Exercise objective =
Copy out each line of the entries below in which the string "Verkauf" appears.

Given records =
* * *

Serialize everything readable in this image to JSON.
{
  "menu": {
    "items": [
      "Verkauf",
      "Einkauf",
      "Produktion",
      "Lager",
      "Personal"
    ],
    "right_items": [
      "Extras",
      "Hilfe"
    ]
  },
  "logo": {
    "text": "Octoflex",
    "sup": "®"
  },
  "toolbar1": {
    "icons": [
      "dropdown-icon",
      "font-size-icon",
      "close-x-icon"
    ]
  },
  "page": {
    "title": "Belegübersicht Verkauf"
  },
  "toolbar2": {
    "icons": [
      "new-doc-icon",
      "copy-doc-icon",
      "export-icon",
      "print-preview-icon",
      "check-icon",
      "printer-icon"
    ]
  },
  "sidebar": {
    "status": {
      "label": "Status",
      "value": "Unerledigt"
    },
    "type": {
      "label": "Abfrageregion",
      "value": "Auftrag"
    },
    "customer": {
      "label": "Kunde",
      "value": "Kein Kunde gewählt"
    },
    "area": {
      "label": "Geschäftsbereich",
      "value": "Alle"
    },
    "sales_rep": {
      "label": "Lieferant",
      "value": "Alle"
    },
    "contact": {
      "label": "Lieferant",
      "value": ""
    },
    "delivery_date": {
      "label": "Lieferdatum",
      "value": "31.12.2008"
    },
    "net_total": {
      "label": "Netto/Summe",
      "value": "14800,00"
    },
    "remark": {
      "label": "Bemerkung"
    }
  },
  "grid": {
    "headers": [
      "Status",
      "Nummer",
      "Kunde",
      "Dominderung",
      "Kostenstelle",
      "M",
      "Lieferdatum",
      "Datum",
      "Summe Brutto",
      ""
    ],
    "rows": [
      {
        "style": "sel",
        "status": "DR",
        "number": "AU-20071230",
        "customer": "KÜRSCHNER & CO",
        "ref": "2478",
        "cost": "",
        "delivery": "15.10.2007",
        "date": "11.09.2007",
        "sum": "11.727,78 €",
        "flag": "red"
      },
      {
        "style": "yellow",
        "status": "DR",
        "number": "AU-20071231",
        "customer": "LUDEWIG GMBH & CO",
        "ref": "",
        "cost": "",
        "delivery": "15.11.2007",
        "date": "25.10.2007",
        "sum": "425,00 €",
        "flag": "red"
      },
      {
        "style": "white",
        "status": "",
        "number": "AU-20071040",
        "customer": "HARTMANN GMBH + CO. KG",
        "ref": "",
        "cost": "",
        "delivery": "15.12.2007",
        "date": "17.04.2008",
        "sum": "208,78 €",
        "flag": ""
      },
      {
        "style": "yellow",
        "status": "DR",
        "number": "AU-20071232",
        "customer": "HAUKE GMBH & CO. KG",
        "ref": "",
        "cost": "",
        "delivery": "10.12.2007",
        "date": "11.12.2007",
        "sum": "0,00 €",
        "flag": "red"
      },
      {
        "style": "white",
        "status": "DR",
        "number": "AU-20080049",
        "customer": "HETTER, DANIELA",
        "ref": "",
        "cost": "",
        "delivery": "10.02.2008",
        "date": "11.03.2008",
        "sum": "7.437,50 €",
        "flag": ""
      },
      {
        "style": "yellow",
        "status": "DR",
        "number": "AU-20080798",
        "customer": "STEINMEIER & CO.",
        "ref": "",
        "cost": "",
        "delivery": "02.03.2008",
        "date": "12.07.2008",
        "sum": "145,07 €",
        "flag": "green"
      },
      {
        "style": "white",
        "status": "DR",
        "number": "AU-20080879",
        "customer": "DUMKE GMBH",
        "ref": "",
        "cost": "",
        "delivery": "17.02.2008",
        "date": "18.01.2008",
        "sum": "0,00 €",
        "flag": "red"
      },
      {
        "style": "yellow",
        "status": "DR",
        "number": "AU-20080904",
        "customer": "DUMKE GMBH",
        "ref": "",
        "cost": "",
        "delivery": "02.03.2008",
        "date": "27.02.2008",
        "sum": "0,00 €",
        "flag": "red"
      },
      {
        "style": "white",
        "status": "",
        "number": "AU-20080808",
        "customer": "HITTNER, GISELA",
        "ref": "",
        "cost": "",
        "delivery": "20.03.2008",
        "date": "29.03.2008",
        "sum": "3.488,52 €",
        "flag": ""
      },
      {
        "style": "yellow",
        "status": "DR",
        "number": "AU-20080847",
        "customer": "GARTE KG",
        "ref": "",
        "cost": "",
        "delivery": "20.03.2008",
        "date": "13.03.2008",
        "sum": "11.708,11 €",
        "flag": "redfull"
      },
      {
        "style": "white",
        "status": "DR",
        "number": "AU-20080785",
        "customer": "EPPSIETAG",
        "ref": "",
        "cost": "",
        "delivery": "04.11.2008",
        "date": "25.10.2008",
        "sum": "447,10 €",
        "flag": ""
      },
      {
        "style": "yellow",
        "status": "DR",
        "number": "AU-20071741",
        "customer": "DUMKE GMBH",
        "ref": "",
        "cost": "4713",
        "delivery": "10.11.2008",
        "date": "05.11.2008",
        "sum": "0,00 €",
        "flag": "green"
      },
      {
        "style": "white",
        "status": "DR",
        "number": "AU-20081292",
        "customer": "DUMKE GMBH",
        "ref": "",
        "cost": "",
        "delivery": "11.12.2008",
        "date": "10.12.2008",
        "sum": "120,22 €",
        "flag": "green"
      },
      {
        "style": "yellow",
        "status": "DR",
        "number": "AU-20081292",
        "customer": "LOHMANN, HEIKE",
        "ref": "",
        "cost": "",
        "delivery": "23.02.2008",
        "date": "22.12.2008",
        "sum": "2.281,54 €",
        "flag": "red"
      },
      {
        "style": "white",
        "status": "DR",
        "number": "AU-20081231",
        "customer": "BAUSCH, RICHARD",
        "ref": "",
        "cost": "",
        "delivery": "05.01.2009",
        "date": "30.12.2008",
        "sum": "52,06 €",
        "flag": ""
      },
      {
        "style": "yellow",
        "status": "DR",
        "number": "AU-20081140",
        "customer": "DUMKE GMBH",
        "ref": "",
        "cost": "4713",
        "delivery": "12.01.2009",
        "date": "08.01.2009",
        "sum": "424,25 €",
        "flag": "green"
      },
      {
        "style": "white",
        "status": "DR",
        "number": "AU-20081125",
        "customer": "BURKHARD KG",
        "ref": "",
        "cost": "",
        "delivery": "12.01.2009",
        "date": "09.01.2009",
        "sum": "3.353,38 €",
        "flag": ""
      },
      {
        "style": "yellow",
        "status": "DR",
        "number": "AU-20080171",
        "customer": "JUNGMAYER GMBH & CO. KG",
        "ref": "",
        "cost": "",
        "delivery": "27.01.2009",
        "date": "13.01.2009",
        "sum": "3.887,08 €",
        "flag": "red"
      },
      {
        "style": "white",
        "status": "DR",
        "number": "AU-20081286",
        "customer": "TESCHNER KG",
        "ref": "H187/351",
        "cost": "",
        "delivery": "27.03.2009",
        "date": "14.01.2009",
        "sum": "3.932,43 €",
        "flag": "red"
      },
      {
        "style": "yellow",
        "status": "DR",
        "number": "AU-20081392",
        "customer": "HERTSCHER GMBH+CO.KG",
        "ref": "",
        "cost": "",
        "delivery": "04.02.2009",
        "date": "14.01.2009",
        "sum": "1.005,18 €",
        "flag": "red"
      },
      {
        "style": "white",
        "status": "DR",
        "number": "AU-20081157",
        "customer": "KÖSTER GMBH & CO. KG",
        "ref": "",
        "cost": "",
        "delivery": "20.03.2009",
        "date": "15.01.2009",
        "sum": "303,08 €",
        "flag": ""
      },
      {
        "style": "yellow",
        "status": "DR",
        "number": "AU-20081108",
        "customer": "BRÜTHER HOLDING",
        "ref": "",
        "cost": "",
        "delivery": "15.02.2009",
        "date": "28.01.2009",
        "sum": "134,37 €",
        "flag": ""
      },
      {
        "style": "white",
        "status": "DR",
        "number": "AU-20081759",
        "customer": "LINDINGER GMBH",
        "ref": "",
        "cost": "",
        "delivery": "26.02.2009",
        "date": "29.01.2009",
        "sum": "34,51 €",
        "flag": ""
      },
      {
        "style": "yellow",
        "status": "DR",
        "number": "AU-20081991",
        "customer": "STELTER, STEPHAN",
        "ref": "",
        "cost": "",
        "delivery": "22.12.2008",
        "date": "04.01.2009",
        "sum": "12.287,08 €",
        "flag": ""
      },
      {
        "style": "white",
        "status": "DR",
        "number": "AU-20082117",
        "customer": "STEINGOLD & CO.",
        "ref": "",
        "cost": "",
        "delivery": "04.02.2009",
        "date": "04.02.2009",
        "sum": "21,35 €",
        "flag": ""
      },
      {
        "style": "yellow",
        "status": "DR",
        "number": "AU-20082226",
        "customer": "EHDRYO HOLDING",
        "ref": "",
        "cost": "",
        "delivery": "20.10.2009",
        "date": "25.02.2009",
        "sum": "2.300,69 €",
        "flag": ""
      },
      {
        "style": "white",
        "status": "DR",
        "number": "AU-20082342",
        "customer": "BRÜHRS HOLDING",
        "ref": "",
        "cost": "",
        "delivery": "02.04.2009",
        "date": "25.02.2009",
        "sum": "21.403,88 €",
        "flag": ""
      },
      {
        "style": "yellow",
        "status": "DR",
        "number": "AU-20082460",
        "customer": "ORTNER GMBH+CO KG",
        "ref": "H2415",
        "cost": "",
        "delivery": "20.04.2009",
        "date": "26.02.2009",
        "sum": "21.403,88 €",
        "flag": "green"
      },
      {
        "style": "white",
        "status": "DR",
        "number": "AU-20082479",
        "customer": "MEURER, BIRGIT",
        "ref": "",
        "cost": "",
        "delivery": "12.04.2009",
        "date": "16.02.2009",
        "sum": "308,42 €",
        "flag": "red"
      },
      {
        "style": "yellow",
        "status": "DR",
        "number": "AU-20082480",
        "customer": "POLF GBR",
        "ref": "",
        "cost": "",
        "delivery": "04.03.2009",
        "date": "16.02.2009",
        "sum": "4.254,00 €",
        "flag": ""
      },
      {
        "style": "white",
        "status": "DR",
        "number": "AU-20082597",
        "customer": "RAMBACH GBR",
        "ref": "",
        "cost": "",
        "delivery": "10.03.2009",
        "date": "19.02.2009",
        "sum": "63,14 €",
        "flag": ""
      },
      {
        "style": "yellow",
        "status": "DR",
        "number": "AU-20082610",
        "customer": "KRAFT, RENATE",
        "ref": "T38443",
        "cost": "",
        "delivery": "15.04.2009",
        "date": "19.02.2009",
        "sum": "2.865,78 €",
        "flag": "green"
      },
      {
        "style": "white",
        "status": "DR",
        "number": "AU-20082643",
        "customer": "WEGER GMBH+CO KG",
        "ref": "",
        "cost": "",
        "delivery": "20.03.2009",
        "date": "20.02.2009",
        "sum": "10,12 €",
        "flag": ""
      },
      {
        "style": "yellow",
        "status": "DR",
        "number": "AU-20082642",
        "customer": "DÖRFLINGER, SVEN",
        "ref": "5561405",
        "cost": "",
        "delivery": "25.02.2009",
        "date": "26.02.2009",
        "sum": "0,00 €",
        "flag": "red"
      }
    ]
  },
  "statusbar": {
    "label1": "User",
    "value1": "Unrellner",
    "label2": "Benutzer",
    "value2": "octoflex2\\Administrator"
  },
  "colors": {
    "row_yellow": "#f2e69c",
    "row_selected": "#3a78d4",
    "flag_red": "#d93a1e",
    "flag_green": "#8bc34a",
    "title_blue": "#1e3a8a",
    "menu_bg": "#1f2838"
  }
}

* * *

Response below =
      "Verkauf",
    "title": "Belegübersicht Verkauf"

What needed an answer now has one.